→ Problem details
Read the lines of the data below and retrieve those with "Windows".

(Page and application data records)
━━━━━━━━
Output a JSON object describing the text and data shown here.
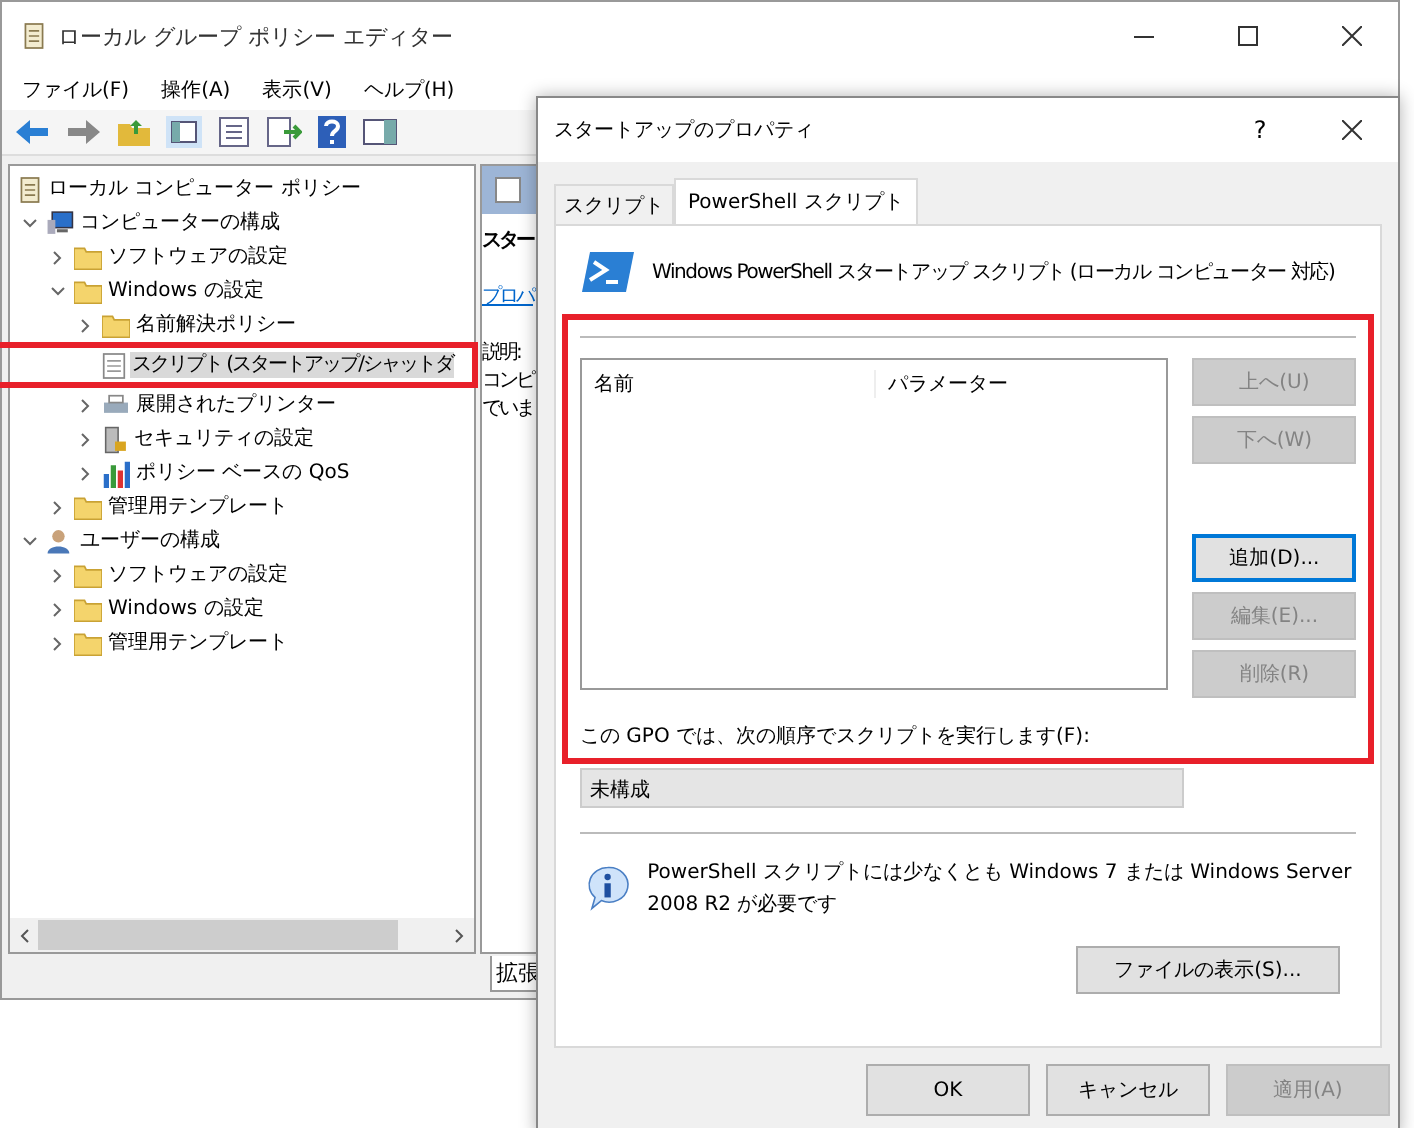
{
  "main_window": {
    "title": "ローカル グループ ポリシー エディター",
    "menu": [
      "ファイル(F)",
      "操作(A)",
      "表示(V)",
      "ヘルプ(H)"
    ],
    "tree": [
      {
        "label": "ローカル コンピューター ポリシー",
        "kind": "policy",
        "selected": false,
        "children": [
          {
            "label": "コンピューターの構成",
            "kind": "computer",
            "expanded": true,
            "selected": false,
            "children": [
              {
                "label": "ソフトウェアの設定",
                "kind": "folder",
                "expanded": false,
                "selected": false
              },
              {
                "label": "Windows の設定",
                "kind": "folder",
                "expanded": true,
                "selected": false,
                "children": [
                  {
                    "label": "名前解決ポリシー",
                    "kind": "folder",
                    "expanded": false,
                    "selected": false
                  },
                  {
                    "label": "スクリプト (スタートアップ/シャットダ",
                    "kind": "script",
                    "selected": true
                  },
                  {
                    "label": "展開されたプリンター",
                    "kind": "printer",
                    "expanded": false,
                    "selected": false
                  },
                  {
                    "label": "セキュリティの設定",
                    "kind": "security",
                    "expanded": false,
                    "selected": false
                  },
                  {
                    "label": "ポリシー ベースの QoS",
                    "kind": "chart",
                    "expanded": false,
                    "selected": false
                  }
                ]
              },
              {
                "label": "管理用テンプレート",
                "kind": "folder",
                "expanded": false,
                "selected": false
              }
            ]
          },
          {
            "label": "ユーザーの構成",
            "kind": "user",
            "expanded": true,
            "selected": false,
            "children": [
              {
                "label": "ソフトウェアの設定",
                "kind": "folder",
                "expanded": false,
                "selected": false
              },
              {
                "label": "Windows の設定",
                "kind": "folder",
                "expanded": false,
                "selected": false
              },
              {
                "label": "管理用テンプレート",
                "kind": "folder",
                "expanded": false,
                "selected": false
              }
            ]
          }
        ]
      }
    ],
    "right_pane": {
      "heading": "スター",
      "link": "プロパ",
      "description": [
        "説明:",
        "コンピ",
        "でいま"
      ]
    },
    "bottom_tab": "拡張"
  },
  "dialog": {
    "title": "スタートアップのプロパティ",
    "help": "?",
    "tabs": [
      {
        "label": "スクリプト",
        "selected": false
      },
      {
        "label": "PowerShell スクリプト",
        "selected": true
      }
    ],
    "header": "Windows PowerShell スタートアップ スクリプト (ローカル コンピューター 対応)",
    "columns": [
      "名前",
      "パラメーター"
    ],
    "move_buttons": [
      {
        "label": "上へ(U)",
        "disabled": true,
        "focused": false
      },
      {
        "label": "下へ(W)",
        "disabled": true,
        "focused": false
      }
    ],
    "edit_buttons": [
      {
        "label": "追加(D)...",
        "disabled": false,
        "focused": true
      },
      {
        "label": "編集(E)...",
        "disabled": true,
        "focused": false
      },
      {
        "label": "削除(R)",
        "disabled": true,
        "focused": false
      }
    ],
    "order_label": "この GPO では、次の順序でスクリプトを実行します(F):",
    "order_value": "未構成",
    "info": "PowerShell スクリプトには少なくとも Windows 7 または Windows Server 2008 R2 が必要です",
    "file_button": "ファイルの表示(S)...",
    "footer_buttons": [
      {
        "label": "OK",
        "disabled": false
      },
      {
        "label": "キャンセル",
        "disabled": false
      },
      {
        "label": "適用(A)",
        "disabled": true
      }
    ]
  }
}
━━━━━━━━
→ Exercise solution
                "label": "Windows の設定",
                "label": "Windows の設定",
    "header": "Windows PowerShell スタートアップ スクリプト (ローカル コンピューター 対応)",
    "info": "PowerShell スクリプトには少なくとも Windows 7 または Windows Server 2008 R2 が必要です",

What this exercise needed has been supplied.